> WORK TO BE COMPLETED
For this exercise, return the line containing "Convert this screenshot" and every line after it through the end of the records below, without alteration.

○ ○ ○

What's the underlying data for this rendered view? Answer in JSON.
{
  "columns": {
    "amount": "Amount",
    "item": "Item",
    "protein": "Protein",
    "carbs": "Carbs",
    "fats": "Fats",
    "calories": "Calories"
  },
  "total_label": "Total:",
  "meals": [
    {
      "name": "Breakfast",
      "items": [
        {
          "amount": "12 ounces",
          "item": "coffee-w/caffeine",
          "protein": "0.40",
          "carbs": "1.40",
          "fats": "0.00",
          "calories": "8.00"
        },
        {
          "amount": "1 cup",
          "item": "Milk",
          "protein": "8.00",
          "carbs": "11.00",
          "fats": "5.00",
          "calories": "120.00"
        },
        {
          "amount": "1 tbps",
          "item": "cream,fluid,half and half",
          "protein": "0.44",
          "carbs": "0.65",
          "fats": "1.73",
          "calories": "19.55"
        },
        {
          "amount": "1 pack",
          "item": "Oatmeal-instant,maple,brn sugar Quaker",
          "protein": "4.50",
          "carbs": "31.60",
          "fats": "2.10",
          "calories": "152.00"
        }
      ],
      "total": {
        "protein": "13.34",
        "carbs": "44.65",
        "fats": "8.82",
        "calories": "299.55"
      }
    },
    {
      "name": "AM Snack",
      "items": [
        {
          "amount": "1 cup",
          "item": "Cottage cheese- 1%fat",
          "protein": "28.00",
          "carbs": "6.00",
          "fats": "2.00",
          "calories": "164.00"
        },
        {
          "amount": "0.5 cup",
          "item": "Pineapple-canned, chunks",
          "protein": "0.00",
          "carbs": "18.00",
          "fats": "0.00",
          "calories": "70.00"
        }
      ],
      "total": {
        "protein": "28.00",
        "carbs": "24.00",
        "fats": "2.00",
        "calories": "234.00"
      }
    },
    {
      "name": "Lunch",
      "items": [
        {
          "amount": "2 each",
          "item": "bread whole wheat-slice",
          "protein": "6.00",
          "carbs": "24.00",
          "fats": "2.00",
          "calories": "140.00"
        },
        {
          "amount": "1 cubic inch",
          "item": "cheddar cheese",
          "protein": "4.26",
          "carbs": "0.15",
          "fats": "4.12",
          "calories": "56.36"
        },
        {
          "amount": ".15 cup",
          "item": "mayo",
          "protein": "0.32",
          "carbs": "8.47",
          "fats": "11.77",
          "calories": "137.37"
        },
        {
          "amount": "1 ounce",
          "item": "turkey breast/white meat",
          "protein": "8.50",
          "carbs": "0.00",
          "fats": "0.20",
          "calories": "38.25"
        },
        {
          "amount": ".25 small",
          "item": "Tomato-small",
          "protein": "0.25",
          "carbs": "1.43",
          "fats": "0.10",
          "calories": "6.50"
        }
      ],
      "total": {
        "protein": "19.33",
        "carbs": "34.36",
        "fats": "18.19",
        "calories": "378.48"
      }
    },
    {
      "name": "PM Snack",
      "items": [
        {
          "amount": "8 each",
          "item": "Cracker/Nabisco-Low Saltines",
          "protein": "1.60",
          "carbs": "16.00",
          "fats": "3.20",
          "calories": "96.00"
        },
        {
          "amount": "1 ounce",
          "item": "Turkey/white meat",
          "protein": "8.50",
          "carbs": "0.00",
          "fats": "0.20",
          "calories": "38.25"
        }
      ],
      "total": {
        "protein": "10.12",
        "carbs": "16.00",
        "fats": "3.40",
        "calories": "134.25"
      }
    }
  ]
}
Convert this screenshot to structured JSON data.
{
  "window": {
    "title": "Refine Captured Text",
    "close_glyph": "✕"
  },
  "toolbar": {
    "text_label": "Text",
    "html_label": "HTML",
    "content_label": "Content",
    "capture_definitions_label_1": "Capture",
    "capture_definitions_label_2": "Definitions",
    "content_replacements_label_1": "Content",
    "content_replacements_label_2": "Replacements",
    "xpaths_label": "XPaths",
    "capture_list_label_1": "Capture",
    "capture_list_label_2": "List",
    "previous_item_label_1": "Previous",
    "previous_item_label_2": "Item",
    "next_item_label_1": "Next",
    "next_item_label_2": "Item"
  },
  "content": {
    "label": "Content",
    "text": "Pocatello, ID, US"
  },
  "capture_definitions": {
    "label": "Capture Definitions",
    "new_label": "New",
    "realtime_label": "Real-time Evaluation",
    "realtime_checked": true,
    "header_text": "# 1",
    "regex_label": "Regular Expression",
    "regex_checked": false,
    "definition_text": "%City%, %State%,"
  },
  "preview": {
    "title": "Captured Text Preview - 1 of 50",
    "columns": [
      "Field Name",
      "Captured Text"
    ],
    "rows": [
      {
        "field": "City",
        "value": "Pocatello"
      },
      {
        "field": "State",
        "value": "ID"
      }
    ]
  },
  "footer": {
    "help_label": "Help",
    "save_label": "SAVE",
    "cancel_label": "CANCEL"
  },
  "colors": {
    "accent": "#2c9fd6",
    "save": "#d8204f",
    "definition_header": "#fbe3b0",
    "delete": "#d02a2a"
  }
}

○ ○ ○

> WRITTEN RESPONSE
Convert this screenshot to structured JSON data.
{
  "window": {
    "title": "Refine Captured Text",
    "close_glyph": "✕"
  },
  "toolbar": {
    "text_label": "Text",
    "html_label": "HTML",
    "content_label": "Content",
    "capture_definitions_label_1": "Capture",
    "capture_definitions_label_2": "Definitions",
    "content_replacements_label_1": "Content",
    "content_replacements_label_2": "Replacements",
    "xpaths_label": "XPaths",
    "capture_list_label_1": "Capture",
    "capture_list_label_2": "List",
    "previous_item_label_1": "Previous",
    "previous_item_label_2": "Item",
    "next_item_label_1": "Next",
    "next_item_label_2": "Item"
  },
  "content": {
    "label": "Content",
    "text": "Pocatello, ID, US"
  },
  "capture_definitions": {
    "label": "Capture Definitions",
    "new_label": "New",
    "realtime_label": "Real-time Evaluation",
    "realtime_checked": true,
    "header_text": "# 1",
    "regex_label": "Regular Expression",
    "regex_checked": false,
    "definition_text": "%City%, %State%,"
  },
  "preview": {
    "title": "Captured Text Preview - 1 of 50",
    "columns": [
      "Field Name",
      "Captured Text"
    ],
    "rows": [
      {
        "field": "City",
        "value": "Pocatello"
      },
      {
        "field": "State",
        "value": "ID"
      }
    ]
  },
  "footer": {
    "help_label": "Help",
    "save_label": "SAVE",
    "cancel_label": "CANCEL"
  },
  "colors": {
    "accent": "#2c9fd6",
    "save": "#d8204f",
    "definition_header": "#fbe3b0",
    "delete": "#d02a2a"
  }
}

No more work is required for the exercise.